This section is from the book "A Manual Of Pathology", by Guthrie McConnell. Also available from Amazon: A Manual Of Pathology.
It has been found that when an immune serum is brought together with a clear filtrate of a bouillon culture of the organism used for injection, there will appear a turbidity which will collect gradually at the bottom of the test-tube as a precipitate.
Such substances are formed whenever foreign albumins, either of vegetable or animal origin, are introduced through parenteral channels. These bodies are called precipitins.
These precipitins are specific in their reaction, and have been used for the purpose of identifying the origin of various albumins. Under the term of the "biologic" blood-test this action has been employed in medicolegal cases to determine the source of blood-stains. It is also made use of in establishing zo÷logic relationships between different animals.
If human blood is injected a number of times into a rabbit, the serum from the rabbit's blood will form a precipitate with normal human blood-serum when the two are mixed in a test-tube.
It is thought by some that the agglutinins and precipitins are practically similar substances; agglutination being a bringing together of cells; precipitin action, the bringing together of albuminous particles.
Anaphylaxis is a term applied to an increase of susceptibility to infection; it is the opposite of immunity. It is a reaction that will occur with the parenteral form of injection of foreign proteins of any kind. In order to obtain the characteristic reaction it is necessary that a period of from six to ten days intervene between the first and second injection. A guinea-pig may be sensitized by 0.001 gm. of horse serum introduced into the peritoneal cavity. Eight to ten days later a second injection of 0.1 gm. of the serum is given, at which time the animal will become restless, short of breath, scratch itself violently about the nose, then depressed, and dies within one hour. Autopsy shows the lungs to be greatly distended and numerous small. hemorrhages present. Similar symptoms have been encountered in people who have received antitoxin horse serum. In addition, there are skin eruptions, joint-pains, and edema, a condition known as serum sickness.
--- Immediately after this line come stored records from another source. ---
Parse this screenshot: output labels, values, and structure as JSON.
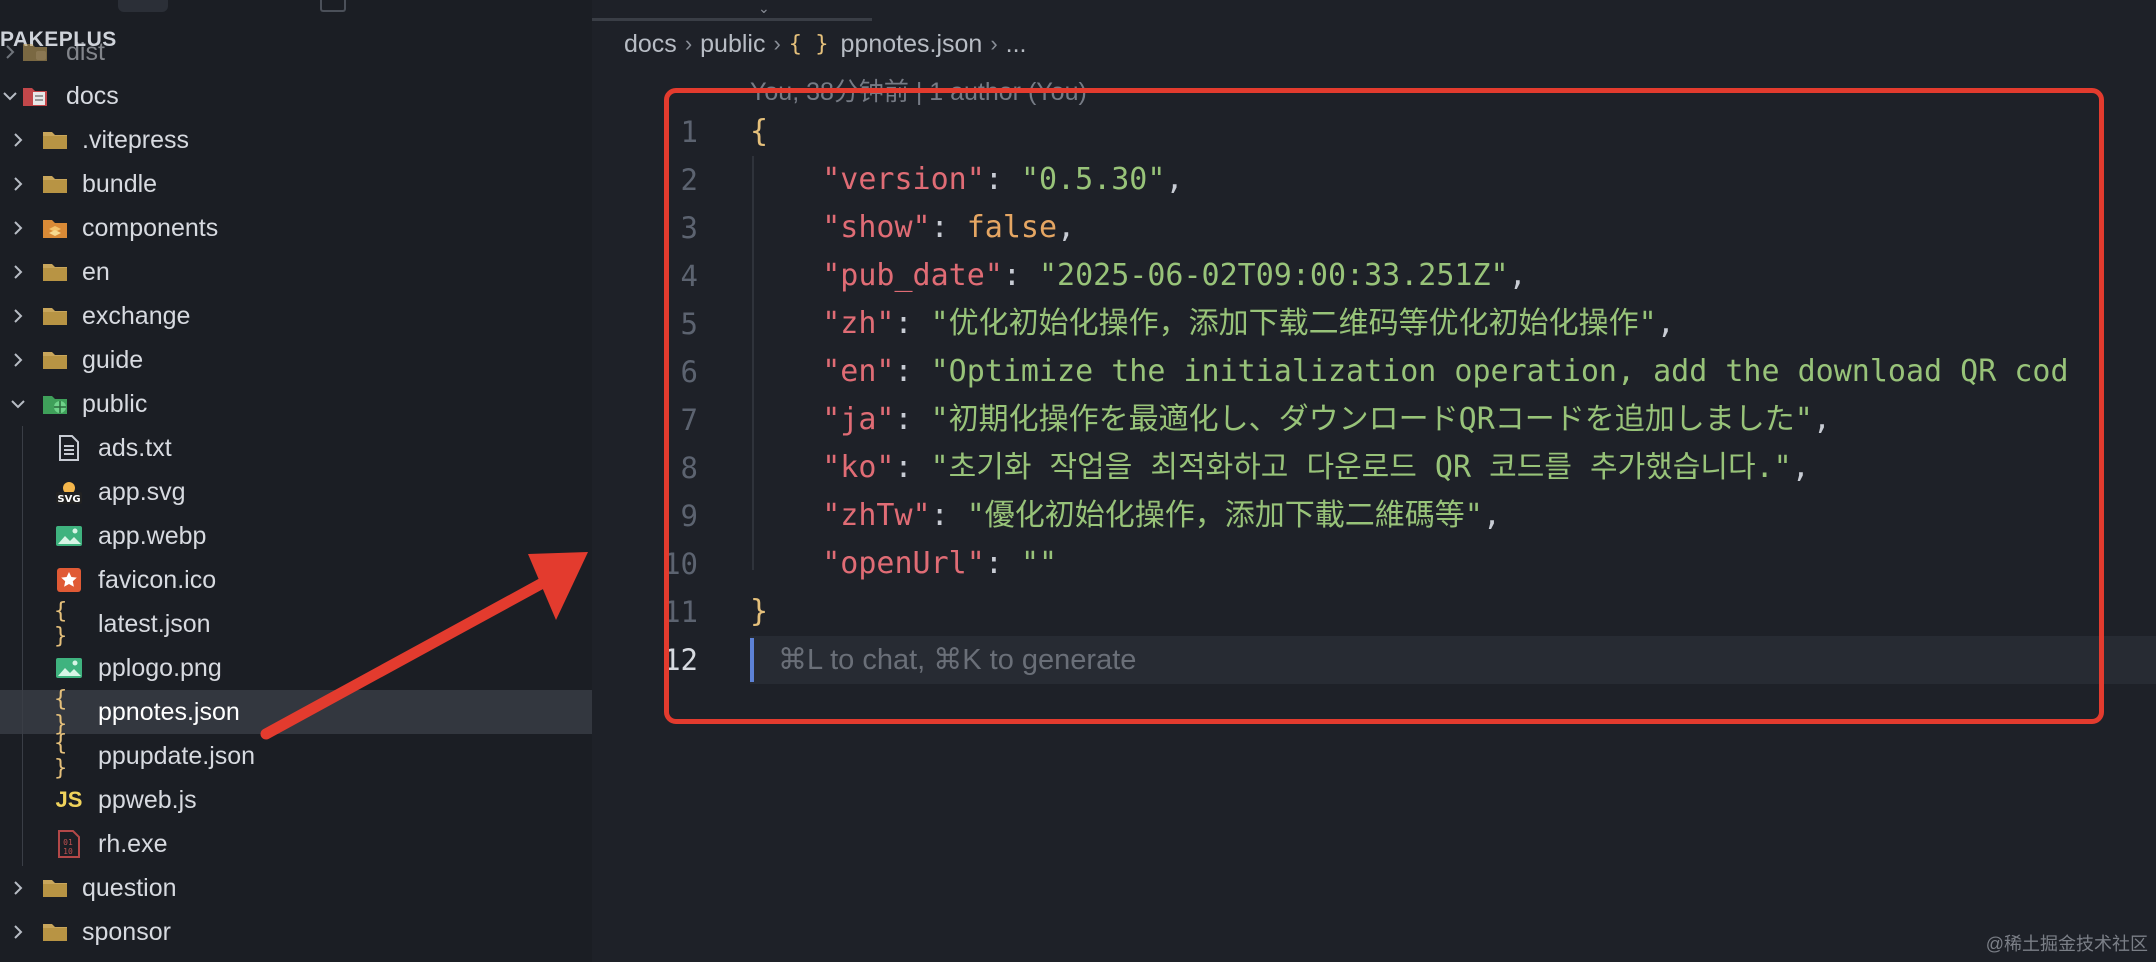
{
  "sidebar": {
    "section_title": "PAKEPLUS",
    "items": [
      {
        "label": "dist",
        "icon": "folder-dist-icon",
        "kind": "folder",
        "level": 0,
        "state": "collapsed"
      },
      {
        "label": "docs",
        "icon": "folder-docs-icon",
        "kind": "folder",
        "level": 0,
        "state": "expanded"
      },
      {
        "label": ".vitepress",
        "icon": "folder-icon",
        "kind": "folder",
        "level": 1,
        "state": "collapsed"
      },
      {
        "label": "bundle",
        "icon": "folder-icon",
        "kind": "folder",
        "level": 1,
        "state": "collapsed"
      },
      {
        "label": "components",
        "icon": "folder-components-icon",
        "kind": "folder",
        "level": 1,
        "state": "collapsed"
      },
      {
        "label": "en",
        "icon": "folder-icon",
        "kind": "folder",
        "level": 1,
        "state": "collapsed"
      },
      {
        "label": "exchange",
        "icon": "folder-icon",
        "kind": "folder",
        "level": 1,
        "state": "collapsed"
      },
      {
        "label": "guide",
        "icon": "folder-icon",
        "kind": "folder",
        "level": 1,
        "state": "collapsed"
      },
      {
        "label": "public",
        "icon": "folder-public-icon",
        "kind": "folder",
        "level": 1,
        "state": "expanded"
      },
      {
        "label": "ads.txt",
        "icon": "text-file-icon",
        "kind": "file",
        "level": 2
      },
      {
        "label": "app.svg",
        "icon": "svg-file-icon",
        "kind": "file",
        "level": 2
      },
      {
        "label": "app.webp",
        "icon": "image-file-icon",
        "kind": "file",
        "level": 2
      },
      {
        "label": "favicon.ico",
        "icon": "favicon-file-icon",
        "kind": "file",
        "level": 2
      },
      {
        "label": "latest.json",
        "icon": "json-file-icon",
        "kind": "file",
        "level": 2
      },
      {
        "label": "pplogo.png",
        "icon": "image-file-icon",
        "kind": "file",
        "level": 2
      },
      {
        "label": "ppnotes.json",
        "icon": "json-file-icon",
        "kind": "file",
        "level": 2,
        "selected": true
      },
      {
        "label": "ppupdate.json",
        "icon": "json-file-icon",
        "kind": "file",
        "level": 2
      },
      {
        "label": "ppweb.js",
        "icon": "js-file-icon",
        "kind": "file",
        "level": 2
      },
      {
        "label": "rh.exe",
        "icon": "binary-file-icon",
        "kind": "file",
        "level": 2
      },
      {
        "label": "question",
        "icon": "folder-icon",
        "kind": "folder",
        "level": 1,
        "state": "collapsed"
      },
      {
        "label": "sponsor",
        "icon": "folder-icon",
        "kind": "folder",
        "level": 1,
        "state": "collapsed"
      }
    ]
  },
  "breadcrumb": {
    "parts": [
      "docs",
      "public",
      "ppnotes.json",
      "..."
    ],
    "file_icon_glyph": "{ }"
  },
  "editor": {
    "blame": "You, 38分钟前 | 1 author (You)",
    "active_line": 12,
    "hint": "⌘L to chat, ⌘K to generate",
    "lines": [
      {
        "n": "1",
        "tokens": [
          {
            "t": "{",
            "c": "brace"
          }
        ]
      },
      {
        "n": "2",
        "tokens": [
          {
            "t": "    "
          },
          {
            "t": "\"version\"",
            "c": "key"
          },
          {
            "t": ": ",
            "c": "punc"
          },
          {
            "t": "\"0.5.30\"",
            "c": "str"
          },
          {
            "t": ",",
            "c": "punc"
          }
        ]
      },
      {
        "n": "3",
        "tokens": [
          {
            "t": "    "
          },
          {
            "t": "\"show\"",
            "c": "key"
          },
          {
            "t": ": ",
            "c": "punc"
          },
          {
            "t": "false",
            "c": "bool"
          },
          {
            "t": ",",
            "c": "punc"
          }
        ]
      },
      {
        "n": "4",
        "tokens": [
          {
            "t": "    "
          },
          {
            "t": "\"pub_date\"",
            "c": "key"
          },
          {
            "t": ": ",
            "c": "punc"
          },
          {
            "t": "\"2025-06-02T09:00:33.251Z\"",
            "c": "str"
          },
          {
            "t": ",",
            "c": "punc"
          }
        ]
      },
      {
        "n": "5",
        "tokens": [
          {
            "t": "    "
          },
          {
            "t": "\"zh\"",
            "c": "key"
          },
          {
            "t": ": ",
            "c": "punc"
          },
          {
            "t": "\"优化初始化操作，添加下载二维码等优化初始化操作\"",
            "c": "str"
          },
          {
            "t": ",",
            "c": "punc"
          }
        ]
      },
      {
        "n": "6",
        "tokens": [
          {
            "t": "    "
          },
          {
            "t": "\"en\"",
            "c": "key"
          },
          {
            "t": ": ",
            "c": "punc"
          },
          {
            "t": "\"Optimize the initialization operation, add the download QR cod",
            "c": "str"
          }
        ]
      },
      {
        "n": "7",
        "tokens": [
          {
            "t": "    "
          },
          {
            "t": "\"ja\"",
            "c": "key"
          },
          {
            "t": ": ",
            "c": "punc"
          },
          {
            "t": "\"初期化操作を最適化し、ダウンロードQRコードを追加しました\"",
            "c": "str"
          },
          {
            "t": ",",
            "c": "punc"
          }
        ]
      },
      {
        "n": "8",
        "tokens": [
          {
            "t": "    "
          },
          {
            "t": "\"ko\"",
            "c": "key"
          },
          {
            "t": ": ",
            "c": "punc"
          },
          {
            "t": "\"초기화 작업을 최적화하고 다운로드 QR 코드를 추가했습니다.\"",
            "c": "str"
          },
          {
            "t": ",",
            "c": "punc"
          }
        ]
      },
      {
        "n": "9",
        "tokens": [
          {
            "t": "    "
          },
          {
            "t": "\"zhTw\"",
            "c": "key"
          },
          {
            "t": ": ",
            "c": "punc"
          },
          {
            "t": "\"優化初始化操作，添加下載二維碼等\"",
            "c": "str"
          },
          {
            "t": ",",
            "c": "punc"
          }
        ]
      },
      {
        "n": "10",
        "tokens": [
          {
            "t": "    "
          },
          {
            "t": "\"openUrl\"",
            "c": "key"
          },
          {
            "t": ": ",
            "c": "punc"
          },
          {
            "t": "\"\"",
            "c": "str"
          }
        ]
      },
      {
        "n": "11",
        "tokens": [
          {
            "t": "}",
            "c": "brace"
          }
        ]
      },
      {
        "n": "12",
        "tokens": []
      }
    ]
  },
  "annotations": {
    "highlight_color": "#e33b2e",
    "arrow_color": "#e33b2e"
  },
  "watermark": "@稀土掘金技术社区",
  "colors": {
    "background": "#1e2128",
    "sidebar": "#1b1e24",
    "selected_row": "#33373f",
    "json_key": "#e06c75",
    "json_string": "#98c379",
    "json_bool": "#e5a663",
    "brace": "#e5c07b"
  }
}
The anaphylactic reaction is specific, and the susceptibility, once acquired, may continue throughout the life of the animal, and may be transmitted by the blood of the mother to the offspring. It may be natural or acquired, active or passive. It may also be general or local.
The possibility of local anaphylactic reactions has been made use of in the diagnosis of various diseases, particularly tuberculosis. The subcutaneous injection of tuberculin in a non-tuberculous person will cause no disturbance. The same dose in the tuberculous will cause headache, muscle pains, fever, and local reddening around the site of inoculation. Similar results are obtained if the tuberculin is instilled in the eye (Calmette reaction), but as severe inflammations have been occasioned, the method is not recommended. A like reaction is claimed when luetin, a specially ground-up culture of the Treponema pallidum, is employed as a subcutaneous reaction for syphilis. Much experimentation is being done along this line in respect to the making of diagnoses in various diseases. The symptoms of many diseases may be due to the presence of foreign proteins that have sensitized the individual.
According to Vaughan, anaphylaxis results when the strange protein in the blood reaches the cells and is slowly broken down by enzymic action. The cells, having once acquired the property of destruction, seize eagerly upon the protein the next time it is offered, disintegrate it rapidly, and so disseminate throughout the body the disintegration products, some of which may be toxic and account for the reaction.